Before the 1930s original birth certificates were available to adoptees and both sets of parents. But, in an effort to deter biological parents from interfering with adoptions during the postwar adoption boom, most states sealed the records. In doing so, they also denied adoptees access to their original birth certificates. If I manage to locate my original birth certificate, which is supposedly numbered the same as the one I received at the time of my adoption, would my twin's certificate be filed just one page away? When I had applied for French citizenship last year, the certified birth certificate I'd requested from the city's vital records department to accompany the application listed the hospital's name, along with the hour of my birth, a fact I had never previously known. Seeing my mother Lynn's swirled script on the birth certificate had been a surprise. I felt comforted seeing her name on the official document, as if she were accompanying me on my quest for a new nationality. Her death at thirty-three had circuitously led me to discover the truth about my twin. I long to share this revelation with her, my real mother. If only there were a registry that could reunite me with her.
When she had written me, the director of postadoption services at Louise Wise had enclosed a sibling registration form to send in to the New York State Registry, where I had made my initial request. As she provided me with no other feasible lead, I decide to begin there, though I realize that the chance of a reunion is nearly zero unless my twin somehow also knows of my existence. Perhaps, I think, the agency can do no more than hint and they know that my twin, also looking for her birth parents, has registered. My mind is racing. Is it possible that my birth mother kept my twin and only abandoned me? Why were we separated?
As elation is overtaken by confusion, I call my dad in Oklahoma. Though we live thousands of miles apart and have differing ideas, especially about how to handle my nephew, we share a mutual respect. I find it unlikely that he would have known the truth all along without revealing it to me, but I have to be sure.
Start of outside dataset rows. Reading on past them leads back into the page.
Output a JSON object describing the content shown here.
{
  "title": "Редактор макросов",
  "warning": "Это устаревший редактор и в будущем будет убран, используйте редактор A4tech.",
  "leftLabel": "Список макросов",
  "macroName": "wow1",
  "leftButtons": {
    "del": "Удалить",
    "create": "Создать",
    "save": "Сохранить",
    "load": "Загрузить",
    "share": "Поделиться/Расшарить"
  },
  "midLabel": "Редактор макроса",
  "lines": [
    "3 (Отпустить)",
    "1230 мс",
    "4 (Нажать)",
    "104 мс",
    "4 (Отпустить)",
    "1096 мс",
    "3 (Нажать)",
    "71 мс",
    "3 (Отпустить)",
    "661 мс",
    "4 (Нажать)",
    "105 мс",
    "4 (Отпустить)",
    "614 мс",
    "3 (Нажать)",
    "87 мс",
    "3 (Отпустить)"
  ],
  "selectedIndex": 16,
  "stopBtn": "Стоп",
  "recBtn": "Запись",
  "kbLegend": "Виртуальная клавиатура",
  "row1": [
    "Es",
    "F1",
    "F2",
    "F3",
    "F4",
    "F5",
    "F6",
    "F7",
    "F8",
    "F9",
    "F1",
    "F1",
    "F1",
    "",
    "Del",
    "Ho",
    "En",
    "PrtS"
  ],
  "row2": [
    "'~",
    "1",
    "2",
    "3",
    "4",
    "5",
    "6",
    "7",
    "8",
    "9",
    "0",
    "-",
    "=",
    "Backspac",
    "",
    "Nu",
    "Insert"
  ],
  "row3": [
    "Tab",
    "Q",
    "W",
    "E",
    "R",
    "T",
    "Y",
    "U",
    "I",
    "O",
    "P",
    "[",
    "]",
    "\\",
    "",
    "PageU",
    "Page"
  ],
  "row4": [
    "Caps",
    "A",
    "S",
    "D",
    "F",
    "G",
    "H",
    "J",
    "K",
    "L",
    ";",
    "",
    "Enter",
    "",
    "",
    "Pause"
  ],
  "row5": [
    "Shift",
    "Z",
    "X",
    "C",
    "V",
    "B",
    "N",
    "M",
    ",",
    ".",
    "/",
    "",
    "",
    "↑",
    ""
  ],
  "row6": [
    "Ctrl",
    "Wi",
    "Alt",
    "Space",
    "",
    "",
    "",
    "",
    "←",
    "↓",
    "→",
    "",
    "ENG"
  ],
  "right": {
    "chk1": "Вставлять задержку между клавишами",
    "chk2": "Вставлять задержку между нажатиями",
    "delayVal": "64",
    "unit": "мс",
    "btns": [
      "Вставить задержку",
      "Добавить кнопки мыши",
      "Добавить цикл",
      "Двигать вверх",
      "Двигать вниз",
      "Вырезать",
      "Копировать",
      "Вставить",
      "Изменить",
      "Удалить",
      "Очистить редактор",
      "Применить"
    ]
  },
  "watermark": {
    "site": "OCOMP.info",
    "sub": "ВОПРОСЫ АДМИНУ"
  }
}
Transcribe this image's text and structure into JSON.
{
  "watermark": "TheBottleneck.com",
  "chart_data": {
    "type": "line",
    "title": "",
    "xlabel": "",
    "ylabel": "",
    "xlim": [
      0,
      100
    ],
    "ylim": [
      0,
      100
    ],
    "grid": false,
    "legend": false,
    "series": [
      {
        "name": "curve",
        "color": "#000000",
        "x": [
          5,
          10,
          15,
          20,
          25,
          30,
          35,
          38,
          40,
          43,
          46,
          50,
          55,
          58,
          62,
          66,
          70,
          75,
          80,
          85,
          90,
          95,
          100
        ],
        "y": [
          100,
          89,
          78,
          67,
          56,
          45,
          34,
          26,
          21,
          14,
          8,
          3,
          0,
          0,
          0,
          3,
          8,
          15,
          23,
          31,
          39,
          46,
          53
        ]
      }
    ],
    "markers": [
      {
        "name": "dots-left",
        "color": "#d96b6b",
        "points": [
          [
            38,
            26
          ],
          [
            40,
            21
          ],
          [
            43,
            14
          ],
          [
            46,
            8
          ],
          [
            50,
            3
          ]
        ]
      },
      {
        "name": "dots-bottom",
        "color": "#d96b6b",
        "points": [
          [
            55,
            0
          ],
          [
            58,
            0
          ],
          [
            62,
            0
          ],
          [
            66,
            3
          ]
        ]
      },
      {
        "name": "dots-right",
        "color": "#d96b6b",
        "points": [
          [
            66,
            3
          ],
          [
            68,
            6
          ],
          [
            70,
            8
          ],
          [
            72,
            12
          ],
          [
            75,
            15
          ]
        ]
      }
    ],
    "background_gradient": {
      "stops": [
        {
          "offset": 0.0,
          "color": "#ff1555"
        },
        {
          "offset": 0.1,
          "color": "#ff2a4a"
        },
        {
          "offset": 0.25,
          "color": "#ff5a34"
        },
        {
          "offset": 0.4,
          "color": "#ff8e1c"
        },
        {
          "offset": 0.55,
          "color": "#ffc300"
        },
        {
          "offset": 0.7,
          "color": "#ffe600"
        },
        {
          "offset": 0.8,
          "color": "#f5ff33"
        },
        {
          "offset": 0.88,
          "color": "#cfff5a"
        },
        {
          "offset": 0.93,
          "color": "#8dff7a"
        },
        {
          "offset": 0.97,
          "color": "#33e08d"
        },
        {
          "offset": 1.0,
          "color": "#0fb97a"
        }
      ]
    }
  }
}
"Hello?" By chance, I catch him at a rare moment when he is not busy at work.
"Dad, I got a letter from Louise Wise."